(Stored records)
__________________________________________________

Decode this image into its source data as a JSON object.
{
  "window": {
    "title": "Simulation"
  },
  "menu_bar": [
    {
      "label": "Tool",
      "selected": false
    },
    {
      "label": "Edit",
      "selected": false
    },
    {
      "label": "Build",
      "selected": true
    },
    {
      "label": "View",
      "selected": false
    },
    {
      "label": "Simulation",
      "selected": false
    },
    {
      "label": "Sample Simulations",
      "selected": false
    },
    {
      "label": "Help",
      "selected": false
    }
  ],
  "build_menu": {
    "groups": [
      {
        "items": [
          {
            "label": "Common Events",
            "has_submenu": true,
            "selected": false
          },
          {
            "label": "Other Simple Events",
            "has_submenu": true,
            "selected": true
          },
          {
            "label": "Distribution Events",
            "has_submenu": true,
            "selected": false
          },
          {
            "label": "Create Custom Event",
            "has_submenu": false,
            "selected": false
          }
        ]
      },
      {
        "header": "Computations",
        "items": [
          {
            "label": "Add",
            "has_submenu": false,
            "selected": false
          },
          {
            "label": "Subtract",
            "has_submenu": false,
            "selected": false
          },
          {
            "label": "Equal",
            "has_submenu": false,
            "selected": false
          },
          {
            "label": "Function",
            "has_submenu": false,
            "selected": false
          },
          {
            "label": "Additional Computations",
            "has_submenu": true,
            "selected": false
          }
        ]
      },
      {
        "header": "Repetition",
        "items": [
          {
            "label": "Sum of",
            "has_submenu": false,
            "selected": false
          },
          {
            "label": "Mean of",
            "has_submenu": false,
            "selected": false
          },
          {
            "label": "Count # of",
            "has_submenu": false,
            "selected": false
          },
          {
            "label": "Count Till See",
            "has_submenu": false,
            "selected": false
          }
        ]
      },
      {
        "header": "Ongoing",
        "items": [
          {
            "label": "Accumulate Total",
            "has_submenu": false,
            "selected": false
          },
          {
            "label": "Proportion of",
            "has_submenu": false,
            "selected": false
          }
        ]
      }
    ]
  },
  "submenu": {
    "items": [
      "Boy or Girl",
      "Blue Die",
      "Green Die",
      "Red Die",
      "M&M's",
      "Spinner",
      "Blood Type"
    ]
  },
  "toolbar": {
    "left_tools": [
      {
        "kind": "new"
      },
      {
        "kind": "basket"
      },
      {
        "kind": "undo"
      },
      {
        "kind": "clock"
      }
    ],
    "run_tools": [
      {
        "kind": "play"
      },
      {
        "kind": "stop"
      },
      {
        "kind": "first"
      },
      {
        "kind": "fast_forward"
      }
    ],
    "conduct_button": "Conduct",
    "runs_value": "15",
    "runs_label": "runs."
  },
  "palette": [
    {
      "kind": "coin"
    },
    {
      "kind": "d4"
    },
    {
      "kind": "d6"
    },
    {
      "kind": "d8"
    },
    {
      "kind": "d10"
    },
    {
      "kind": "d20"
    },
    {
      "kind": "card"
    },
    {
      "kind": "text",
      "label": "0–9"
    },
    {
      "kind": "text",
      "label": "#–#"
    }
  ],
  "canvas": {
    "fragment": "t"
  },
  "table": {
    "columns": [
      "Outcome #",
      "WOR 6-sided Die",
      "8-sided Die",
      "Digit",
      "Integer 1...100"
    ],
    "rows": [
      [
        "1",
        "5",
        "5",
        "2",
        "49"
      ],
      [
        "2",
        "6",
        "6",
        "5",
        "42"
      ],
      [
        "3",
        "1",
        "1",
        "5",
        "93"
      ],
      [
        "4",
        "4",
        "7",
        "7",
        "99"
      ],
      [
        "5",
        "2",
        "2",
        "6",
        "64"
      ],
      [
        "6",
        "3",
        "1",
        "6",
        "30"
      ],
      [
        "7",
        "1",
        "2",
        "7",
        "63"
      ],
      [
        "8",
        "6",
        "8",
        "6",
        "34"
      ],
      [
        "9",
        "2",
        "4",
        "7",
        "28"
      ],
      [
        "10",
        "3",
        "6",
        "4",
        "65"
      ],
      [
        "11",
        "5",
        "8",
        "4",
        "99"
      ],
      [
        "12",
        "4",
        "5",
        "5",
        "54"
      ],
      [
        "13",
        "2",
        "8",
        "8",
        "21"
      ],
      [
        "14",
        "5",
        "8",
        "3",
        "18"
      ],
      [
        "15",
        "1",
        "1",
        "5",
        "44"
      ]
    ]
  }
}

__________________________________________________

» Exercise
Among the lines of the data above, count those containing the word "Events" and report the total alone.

» Exercise response
3